__Action item__
What lines below hold the string "FeedBack"? Copy them all.

__Data to use__
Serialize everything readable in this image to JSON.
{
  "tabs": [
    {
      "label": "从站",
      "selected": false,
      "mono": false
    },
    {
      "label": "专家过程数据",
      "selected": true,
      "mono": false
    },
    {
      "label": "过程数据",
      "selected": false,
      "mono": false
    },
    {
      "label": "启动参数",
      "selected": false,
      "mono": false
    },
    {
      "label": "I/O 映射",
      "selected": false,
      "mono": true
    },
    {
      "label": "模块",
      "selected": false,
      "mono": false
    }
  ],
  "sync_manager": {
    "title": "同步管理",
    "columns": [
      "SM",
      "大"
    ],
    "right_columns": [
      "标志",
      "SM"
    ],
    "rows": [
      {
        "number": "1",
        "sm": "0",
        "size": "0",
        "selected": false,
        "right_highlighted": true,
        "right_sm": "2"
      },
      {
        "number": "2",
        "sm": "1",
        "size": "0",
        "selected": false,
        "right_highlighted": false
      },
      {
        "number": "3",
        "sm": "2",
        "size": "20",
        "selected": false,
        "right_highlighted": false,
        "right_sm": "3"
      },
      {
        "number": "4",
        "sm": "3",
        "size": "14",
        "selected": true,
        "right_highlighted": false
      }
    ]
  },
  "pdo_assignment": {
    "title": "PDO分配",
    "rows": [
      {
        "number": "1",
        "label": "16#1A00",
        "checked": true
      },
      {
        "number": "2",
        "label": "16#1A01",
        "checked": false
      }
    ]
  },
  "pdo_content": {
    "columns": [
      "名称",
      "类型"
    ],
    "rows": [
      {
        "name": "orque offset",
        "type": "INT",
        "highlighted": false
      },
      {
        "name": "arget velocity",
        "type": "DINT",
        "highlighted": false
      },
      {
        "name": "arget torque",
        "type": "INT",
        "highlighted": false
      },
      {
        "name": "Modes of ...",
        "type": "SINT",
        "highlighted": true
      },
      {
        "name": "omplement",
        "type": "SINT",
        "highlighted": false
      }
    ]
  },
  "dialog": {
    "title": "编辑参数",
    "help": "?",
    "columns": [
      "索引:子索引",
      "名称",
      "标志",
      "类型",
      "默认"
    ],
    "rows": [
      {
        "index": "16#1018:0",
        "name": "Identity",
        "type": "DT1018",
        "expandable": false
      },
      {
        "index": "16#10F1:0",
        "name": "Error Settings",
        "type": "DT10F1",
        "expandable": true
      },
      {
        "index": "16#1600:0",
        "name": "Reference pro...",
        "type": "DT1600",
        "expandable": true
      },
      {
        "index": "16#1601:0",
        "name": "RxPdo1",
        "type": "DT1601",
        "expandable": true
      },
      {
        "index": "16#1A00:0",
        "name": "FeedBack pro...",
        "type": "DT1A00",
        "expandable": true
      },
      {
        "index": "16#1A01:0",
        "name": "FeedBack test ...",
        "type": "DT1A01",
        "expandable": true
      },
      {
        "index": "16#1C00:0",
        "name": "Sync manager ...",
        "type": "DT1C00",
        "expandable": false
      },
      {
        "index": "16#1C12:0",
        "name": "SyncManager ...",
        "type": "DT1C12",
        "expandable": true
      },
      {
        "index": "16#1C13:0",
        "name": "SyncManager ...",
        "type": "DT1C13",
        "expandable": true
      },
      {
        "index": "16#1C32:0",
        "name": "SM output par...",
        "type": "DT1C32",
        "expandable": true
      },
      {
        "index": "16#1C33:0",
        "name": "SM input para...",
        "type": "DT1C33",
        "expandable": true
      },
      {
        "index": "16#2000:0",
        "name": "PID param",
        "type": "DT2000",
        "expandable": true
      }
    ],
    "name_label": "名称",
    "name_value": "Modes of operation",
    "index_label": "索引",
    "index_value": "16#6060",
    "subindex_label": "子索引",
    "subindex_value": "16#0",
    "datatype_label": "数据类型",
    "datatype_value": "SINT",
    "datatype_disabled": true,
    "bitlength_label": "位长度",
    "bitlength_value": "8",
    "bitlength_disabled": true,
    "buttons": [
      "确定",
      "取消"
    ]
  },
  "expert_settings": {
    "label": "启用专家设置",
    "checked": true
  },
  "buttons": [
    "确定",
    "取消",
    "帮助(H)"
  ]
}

__Exercise result__
        "name": "FeedBack pro...",
        "name": "FeedBack test ...",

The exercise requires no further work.